> TASK PROMPT: Each entry must be restated word for word.

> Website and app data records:
——

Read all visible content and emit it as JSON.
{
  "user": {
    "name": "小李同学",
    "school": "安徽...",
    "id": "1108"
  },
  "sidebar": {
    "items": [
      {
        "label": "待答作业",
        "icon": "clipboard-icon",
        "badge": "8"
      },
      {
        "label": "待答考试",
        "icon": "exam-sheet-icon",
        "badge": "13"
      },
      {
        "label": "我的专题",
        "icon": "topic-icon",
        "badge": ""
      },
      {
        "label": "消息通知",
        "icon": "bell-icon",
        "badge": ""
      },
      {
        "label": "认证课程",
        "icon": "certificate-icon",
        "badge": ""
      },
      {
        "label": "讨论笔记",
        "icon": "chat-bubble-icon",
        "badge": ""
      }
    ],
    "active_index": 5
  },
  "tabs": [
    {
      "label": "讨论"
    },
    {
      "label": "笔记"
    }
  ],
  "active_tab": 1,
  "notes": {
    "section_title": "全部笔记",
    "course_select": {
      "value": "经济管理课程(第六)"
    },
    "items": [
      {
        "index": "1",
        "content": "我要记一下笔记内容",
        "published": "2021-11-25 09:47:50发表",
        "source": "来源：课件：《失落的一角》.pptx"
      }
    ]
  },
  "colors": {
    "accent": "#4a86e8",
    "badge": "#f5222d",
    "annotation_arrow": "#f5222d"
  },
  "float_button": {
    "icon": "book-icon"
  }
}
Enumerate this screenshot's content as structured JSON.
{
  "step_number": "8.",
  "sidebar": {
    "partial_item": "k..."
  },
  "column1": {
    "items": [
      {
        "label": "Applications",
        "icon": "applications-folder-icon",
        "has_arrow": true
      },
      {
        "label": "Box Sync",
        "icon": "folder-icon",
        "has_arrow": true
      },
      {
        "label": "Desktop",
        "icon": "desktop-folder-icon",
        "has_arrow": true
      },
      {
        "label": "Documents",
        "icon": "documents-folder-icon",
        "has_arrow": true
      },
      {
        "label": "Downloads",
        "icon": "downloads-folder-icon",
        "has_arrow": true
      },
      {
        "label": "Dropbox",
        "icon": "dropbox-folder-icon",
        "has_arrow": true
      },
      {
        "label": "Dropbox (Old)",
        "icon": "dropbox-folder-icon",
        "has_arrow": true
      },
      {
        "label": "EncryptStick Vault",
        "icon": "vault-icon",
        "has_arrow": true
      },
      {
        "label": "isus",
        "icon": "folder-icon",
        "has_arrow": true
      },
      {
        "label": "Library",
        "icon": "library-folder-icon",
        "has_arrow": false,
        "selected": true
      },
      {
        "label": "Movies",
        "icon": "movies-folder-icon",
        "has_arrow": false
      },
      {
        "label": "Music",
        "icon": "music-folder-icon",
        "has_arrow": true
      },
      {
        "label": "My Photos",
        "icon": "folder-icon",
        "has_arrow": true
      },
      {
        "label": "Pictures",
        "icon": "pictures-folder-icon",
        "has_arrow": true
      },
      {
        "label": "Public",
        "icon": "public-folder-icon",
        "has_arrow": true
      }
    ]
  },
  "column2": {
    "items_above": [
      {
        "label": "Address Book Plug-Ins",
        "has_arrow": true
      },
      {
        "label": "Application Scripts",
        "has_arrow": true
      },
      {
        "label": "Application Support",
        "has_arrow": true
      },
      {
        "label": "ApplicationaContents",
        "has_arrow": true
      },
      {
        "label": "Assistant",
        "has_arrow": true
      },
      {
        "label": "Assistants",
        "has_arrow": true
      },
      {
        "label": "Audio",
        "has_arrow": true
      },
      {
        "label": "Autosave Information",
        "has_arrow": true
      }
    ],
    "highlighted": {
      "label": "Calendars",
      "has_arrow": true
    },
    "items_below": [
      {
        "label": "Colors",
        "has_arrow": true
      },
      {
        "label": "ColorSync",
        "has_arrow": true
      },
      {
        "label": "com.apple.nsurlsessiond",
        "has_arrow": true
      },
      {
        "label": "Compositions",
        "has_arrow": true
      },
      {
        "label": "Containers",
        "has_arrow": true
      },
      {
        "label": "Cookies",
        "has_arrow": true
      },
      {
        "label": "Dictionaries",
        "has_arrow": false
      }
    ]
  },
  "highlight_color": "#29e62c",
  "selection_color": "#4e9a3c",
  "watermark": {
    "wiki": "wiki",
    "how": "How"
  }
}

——

> RESULT OF THIS EXERCISE:
Read all visible content and emit it as JSON.
{
  "user": {
    "name": "小李同学",
    "school": "安徽...",
    "id": "1108"
  },
  "sidebar": {
    "items": [
      {
        "label": "待答作业",
        "icon": "clipboard-icon",
        "badge": "8"
      },
      {
        "label": "待答考试",
        "icon": "exam-sheet-icon",
        "badge": "13"
      },
      {
        "label": "我的专题",
        "icon": "topic-icon",
        "badge": ""
      },
      {
        "label": "消息通知",
        "icon": "bell-icon",
        "badge": ""
      },
      {
        "label": "认证课程",
        "icon": "certificate-icon",
        "badge": ""
      },
      {
        "label": "讨论笔记",
        "icon": "chat-bubble-icon",
        "badge": ""
      }
    ],
    "active_index": 5
  },
  "tabs": [
    {
      "label": "讨论"
    },
    {
      "label": "笔记"
    }
  ],
  "active_tab": 1,
  "notes": {
    "section_title": "全部笔记",
    "course_select": {
      "value": "经济管理课程(第六)"
    },
    "items": [
      {
        "index": "1",
        "content": "我要记一下笔记内容",
        "published": "2021-11-25 09:47:50发表",
        "source": "来源：课件：《失落的一角》.pptx"
      }
    ]
  },
  "colors": {
    "accent": "#4a86e8",
    "badge": "#f5222d",
    "annotation_arrow": "#f5222d"
  },
  "float_button": {
    "icon": "book-icon"
  }
}
Enumerate this screenshot's content as structured JSON.
{
  "step_number": "8.",
  "sidebar": {
    "partial_item": "k..."
  },
  "column1": {
    "items": [
      {
        "label": "Applications",
        "icon": "applications-folder-icon",
        "has_arrow": true
      },
      {
        "label": "Box Sync",
        "icon": "folder-icon",
        "has_arrow": true
      },
      {
        "label": "Desktop",
        "icon": "desktop-folder-icon",
        "has_arrow": true
      },
      {
        "label": "Documents",
        "icon": "documents-folder-icon",
        "has_arrow": true
      },
      {
        "label": "Downloads",
        "icon": "downloads-folder-icon",
        "has_arrow": true
      },
      {
        "label": "Dropbox",
        "icon": "dropbox-folder-icon",
        "has_arrow": true
      },
      {
        "label": "Dropbox (Old)",
        "icon": "dropbox-folder-icon",
        "has_arrow": true
      },
      {
        "label": "EncryptStick Vault",
        "icon": "vault-icon",
        "has_arrow": true
      },
      {
        "label": "isus",
        "icon": "folder-icon",
        "has_arrow": true
      },
      {
        "label": "Library",
        "icon": "library-folder-icon",
        "has_arrow": false,
        "selected": true
      },
      {
        "label": "Movies",
        "icon": "movies-folder-icon",
        "has_arrow": false
      },
      {
        "label": "Music",
        "icon": "music-folder-icon",
        "has_arrow": true
      },
      {
        "label": "My Photos",
        "icon": "folder-icon",
        "has_arrow": true
      },
      {
        "label": "Pictures",
        "icon": "pictures-folder-icon",
        "has_arrow": true
      },
      {
        "label": "Public",
        "icon": "public-folder-icon",
        "has_arrow": true
      }
    ]
  },
  "column2": {
    "items_above": [
      {
        "label": "Address Book Plug-Ins",
        "has_arrow": true
      },
      {
        "label": "Application Scripts",
        "has_arrow": true
      },
      {
        "label": "Application Support",
        "has_arrow": true
      },
      {
        "label": "ApplicationaContents",
        "has_arrow": true
      },
      {
        "label": "Assistant",
        "has_arrow": true
      },
      {
        "label": "Assistants",
        "has_arrow": true
      },
      {
        "label": "Audio",
        "has_arrow": true
      },
      {
        "label": "Autosave Information",
        "has_arrow": true
      }
    ],
    "highlighted": {
      "label": "Calendars",
      "has_arrow": true
    },
    "items_below": [
      {
        "label": "Colors",
        "has_arrow": true
      },
      {
        "label": "ColorSync",
        "has_arrow": true
      },
      {
        "label": "com.apple.nsurlsessiond",
        "has_arrow": true
      },
      {
        "label": "Compositions",
        "has_arrow": true
      },
      {
        "label": "Containers",
        "has_arrow": true
      },
      {
        "label": "Cookies",
        "has_arrow": true
      },
      {
        "label": "Dictionaries",
        "has_arrow": false
      }
    ]
  },
  "highlight_color": "#29e62c",
  "selection_color": "#4e9a3c",
  "watermark": {
    "wiki": "wiki",
    "how": "How"
  }
}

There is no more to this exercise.